Records from a data collection:
· · · · ·

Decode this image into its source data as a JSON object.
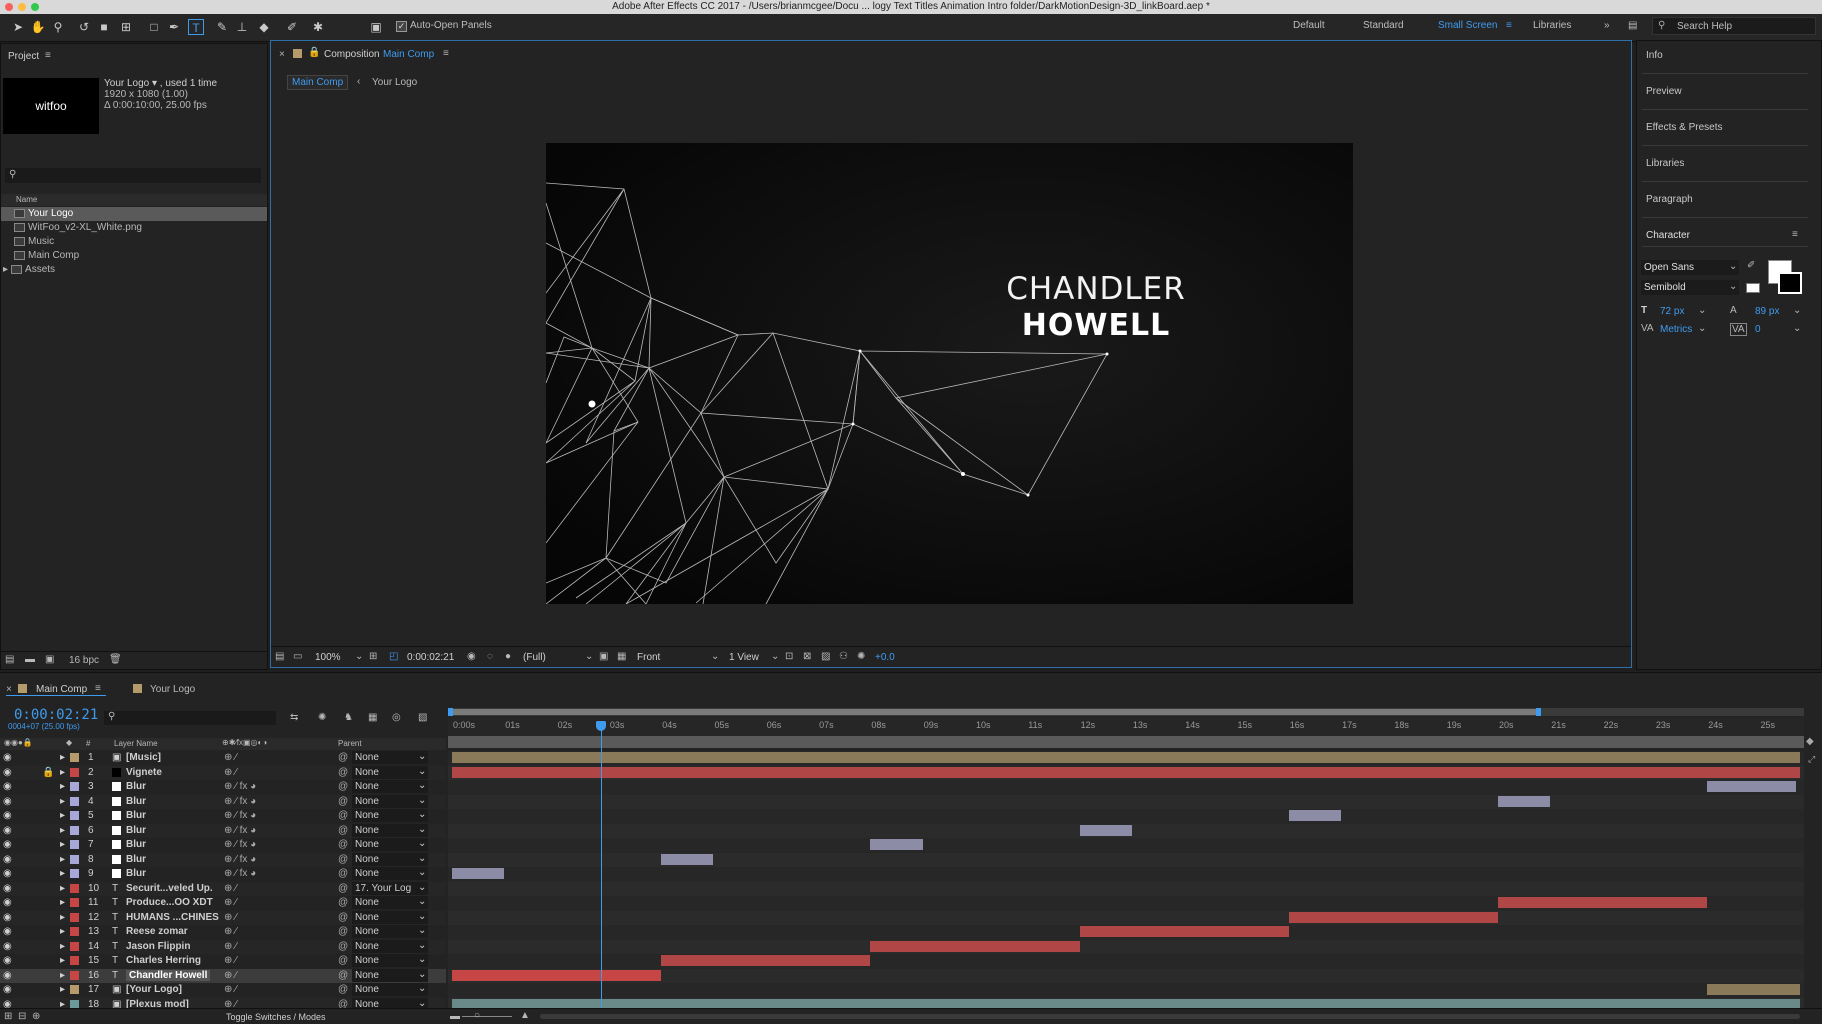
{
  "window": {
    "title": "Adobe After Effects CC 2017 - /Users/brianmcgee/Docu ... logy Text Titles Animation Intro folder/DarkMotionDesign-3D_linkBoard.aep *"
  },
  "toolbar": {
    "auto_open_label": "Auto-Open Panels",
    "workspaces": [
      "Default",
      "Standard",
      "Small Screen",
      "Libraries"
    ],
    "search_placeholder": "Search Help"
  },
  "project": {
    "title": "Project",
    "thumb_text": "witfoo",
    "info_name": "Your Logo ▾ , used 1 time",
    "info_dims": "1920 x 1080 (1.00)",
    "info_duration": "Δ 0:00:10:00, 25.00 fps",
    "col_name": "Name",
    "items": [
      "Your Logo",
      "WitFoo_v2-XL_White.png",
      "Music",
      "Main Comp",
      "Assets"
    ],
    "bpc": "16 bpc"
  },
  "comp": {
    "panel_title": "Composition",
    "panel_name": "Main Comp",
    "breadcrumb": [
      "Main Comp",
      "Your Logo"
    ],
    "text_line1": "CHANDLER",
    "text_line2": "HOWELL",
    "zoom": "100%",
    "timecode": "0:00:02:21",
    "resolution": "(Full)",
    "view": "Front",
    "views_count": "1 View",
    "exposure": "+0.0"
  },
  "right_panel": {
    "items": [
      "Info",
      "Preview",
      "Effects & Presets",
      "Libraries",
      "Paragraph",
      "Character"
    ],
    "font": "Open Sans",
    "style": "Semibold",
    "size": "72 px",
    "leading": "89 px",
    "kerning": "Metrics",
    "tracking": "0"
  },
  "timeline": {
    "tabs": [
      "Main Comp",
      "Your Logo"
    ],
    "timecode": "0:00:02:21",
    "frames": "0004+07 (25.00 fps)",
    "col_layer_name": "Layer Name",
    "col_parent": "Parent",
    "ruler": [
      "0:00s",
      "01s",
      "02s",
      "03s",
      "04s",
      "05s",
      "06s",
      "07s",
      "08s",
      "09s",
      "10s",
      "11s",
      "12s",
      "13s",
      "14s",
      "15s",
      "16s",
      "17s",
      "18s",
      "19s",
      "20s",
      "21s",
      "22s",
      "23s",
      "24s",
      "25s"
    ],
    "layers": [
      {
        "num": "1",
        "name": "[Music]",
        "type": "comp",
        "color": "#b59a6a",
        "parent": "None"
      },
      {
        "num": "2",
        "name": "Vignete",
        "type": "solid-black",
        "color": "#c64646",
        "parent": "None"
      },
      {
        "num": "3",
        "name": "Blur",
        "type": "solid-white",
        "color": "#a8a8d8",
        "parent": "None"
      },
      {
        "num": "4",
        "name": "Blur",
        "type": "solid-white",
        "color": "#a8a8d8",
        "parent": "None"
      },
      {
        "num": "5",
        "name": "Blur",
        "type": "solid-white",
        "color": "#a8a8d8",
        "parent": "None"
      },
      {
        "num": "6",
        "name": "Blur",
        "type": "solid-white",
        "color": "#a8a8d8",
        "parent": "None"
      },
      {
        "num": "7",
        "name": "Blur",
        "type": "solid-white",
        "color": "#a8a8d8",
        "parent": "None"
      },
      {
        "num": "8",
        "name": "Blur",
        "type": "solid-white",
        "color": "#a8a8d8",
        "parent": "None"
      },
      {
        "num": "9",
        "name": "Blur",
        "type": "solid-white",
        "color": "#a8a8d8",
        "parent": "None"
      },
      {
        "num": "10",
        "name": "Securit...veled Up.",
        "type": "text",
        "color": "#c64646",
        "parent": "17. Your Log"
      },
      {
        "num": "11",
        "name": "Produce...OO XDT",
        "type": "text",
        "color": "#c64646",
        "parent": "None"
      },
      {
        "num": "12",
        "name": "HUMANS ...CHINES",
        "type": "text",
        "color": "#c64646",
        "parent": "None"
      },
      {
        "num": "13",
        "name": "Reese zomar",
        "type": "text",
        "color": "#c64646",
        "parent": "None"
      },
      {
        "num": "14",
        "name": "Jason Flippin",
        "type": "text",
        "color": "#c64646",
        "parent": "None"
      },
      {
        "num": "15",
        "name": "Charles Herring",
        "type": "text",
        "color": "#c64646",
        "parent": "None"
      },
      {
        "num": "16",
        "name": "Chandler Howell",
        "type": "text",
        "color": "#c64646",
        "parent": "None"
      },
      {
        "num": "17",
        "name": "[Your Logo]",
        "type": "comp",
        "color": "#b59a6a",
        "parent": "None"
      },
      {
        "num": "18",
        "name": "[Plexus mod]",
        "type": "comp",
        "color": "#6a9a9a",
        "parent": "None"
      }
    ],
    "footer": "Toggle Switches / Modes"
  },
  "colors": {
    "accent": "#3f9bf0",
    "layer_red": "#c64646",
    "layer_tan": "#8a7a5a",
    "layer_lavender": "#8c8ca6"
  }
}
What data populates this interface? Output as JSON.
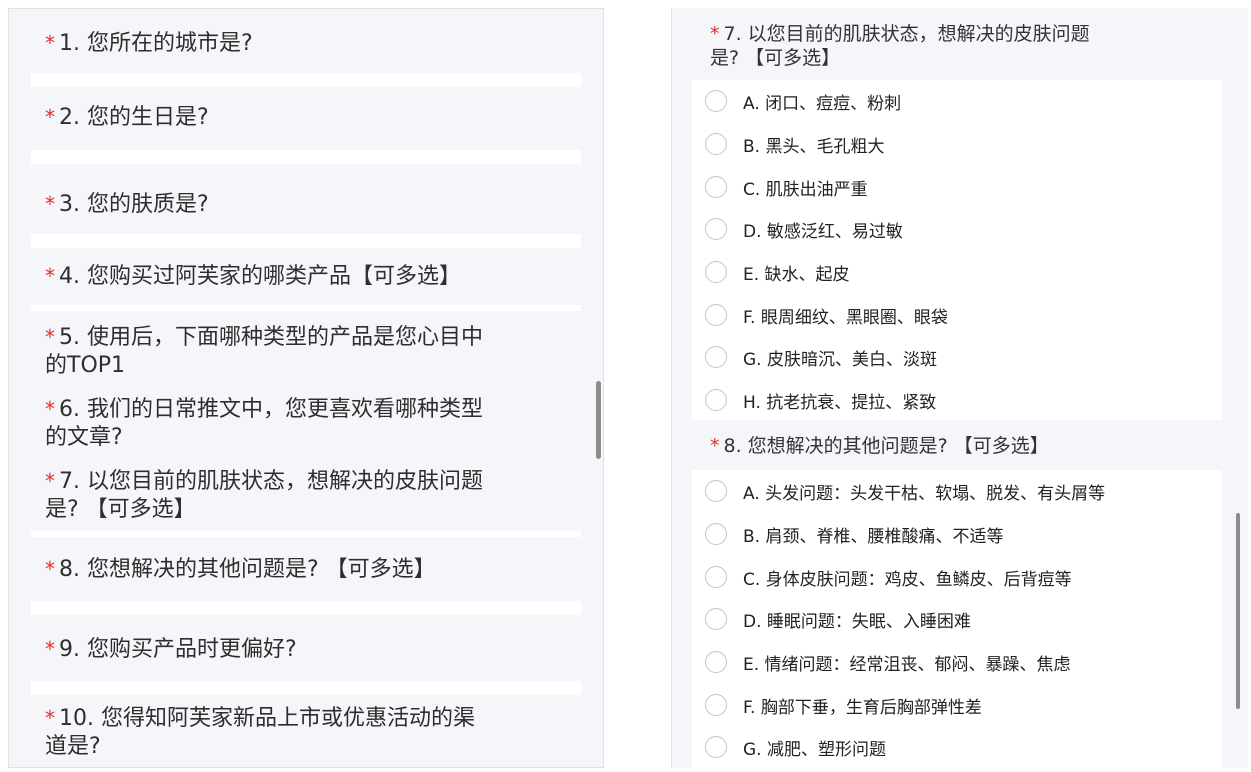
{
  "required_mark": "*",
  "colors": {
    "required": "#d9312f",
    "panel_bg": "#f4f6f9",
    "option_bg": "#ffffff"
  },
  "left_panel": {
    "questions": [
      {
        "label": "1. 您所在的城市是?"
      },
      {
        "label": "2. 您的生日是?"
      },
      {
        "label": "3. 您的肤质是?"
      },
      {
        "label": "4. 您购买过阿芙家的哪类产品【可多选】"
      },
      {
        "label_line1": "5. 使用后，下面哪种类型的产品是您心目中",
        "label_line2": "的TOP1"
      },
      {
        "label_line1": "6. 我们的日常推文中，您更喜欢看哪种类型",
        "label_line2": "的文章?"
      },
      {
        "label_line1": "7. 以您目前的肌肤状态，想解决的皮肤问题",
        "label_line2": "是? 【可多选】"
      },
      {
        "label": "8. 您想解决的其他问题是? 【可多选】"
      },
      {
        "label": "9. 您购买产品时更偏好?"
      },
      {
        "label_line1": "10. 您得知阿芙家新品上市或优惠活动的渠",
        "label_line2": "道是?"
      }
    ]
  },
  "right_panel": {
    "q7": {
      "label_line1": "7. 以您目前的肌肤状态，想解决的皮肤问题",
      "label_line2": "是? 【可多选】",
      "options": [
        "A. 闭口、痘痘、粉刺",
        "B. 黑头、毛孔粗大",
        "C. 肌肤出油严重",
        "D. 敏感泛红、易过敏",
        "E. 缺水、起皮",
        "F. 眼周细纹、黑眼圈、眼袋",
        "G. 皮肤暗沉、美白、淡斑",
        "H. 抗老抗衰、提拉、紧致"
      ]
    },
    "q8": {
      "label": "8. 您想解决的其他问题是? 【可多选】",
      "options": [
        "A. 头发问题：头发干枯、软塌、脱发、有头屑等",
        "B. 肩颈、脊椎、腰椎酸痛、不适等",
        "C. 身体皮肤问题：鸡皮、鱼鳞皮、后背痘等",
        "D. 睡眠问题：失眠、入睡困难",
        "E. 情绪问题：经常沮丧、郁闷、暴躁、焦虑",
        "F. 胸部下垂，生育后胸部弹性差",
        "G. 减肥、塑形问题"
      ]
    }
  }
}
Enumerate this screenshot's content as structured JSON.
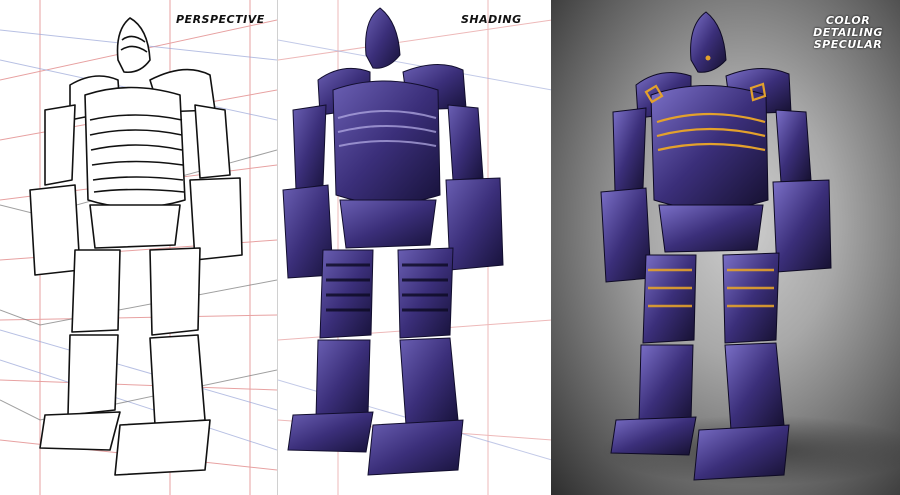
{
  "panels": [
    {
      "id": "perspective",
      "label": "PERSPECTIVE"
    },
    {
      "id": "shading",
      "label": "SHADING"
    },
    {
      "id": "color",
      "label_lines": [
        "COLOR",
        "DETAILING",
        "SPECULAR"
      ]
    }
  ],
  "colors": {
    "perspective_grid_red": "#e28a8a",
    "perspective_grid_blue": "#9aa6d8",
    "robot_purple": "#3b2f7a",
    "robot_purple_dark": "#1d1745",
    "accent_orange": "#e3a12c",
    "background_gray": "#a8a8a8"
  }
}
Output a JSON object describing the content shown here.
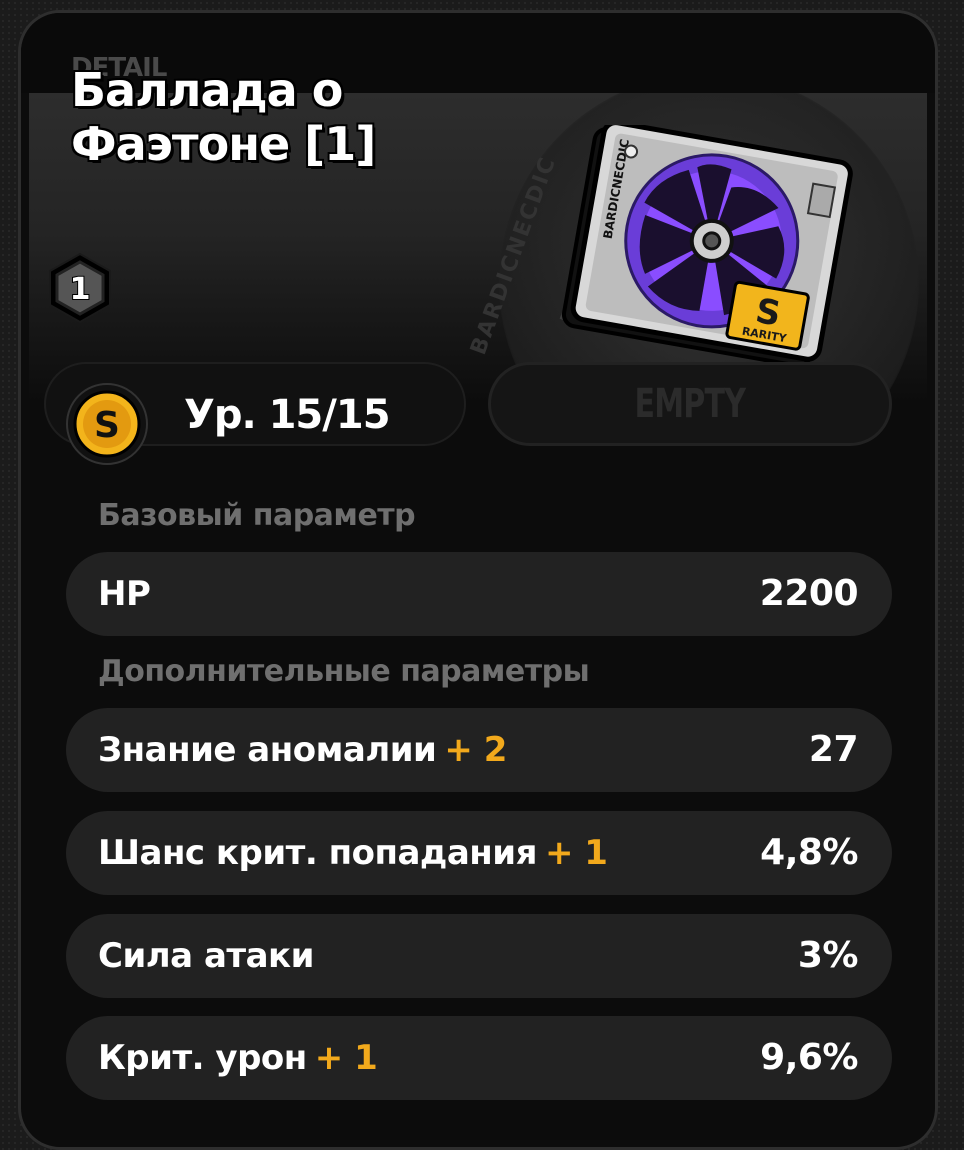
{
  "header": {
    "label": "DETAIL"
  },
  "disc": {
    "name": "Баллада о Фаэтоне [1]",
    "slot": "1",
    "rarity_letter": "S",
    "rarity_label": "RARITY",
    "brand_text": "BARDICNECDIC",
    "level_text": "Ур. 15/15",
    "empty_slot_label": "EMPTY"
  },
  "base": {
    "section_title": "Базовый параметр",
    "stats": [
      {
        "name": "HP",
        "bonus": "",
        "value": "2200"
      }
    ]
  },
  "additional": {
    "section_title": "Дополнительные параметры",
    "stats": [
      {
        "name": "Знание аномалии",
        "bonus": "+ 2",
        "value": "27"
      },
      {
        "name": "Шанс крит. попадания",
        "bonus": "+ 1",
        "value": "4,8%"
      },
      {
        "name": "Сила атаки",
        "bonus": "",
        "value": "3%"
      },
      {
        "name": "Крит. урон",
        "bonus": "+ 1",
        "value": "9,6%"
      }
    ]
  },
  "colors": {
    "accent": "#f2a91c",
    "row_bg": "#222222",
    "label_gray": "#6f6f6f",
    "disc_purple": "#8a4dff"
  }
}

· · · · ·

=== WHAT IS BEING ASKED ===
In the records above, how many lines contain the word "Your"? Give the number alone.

=== RESULT FOR THIS TASK ===
6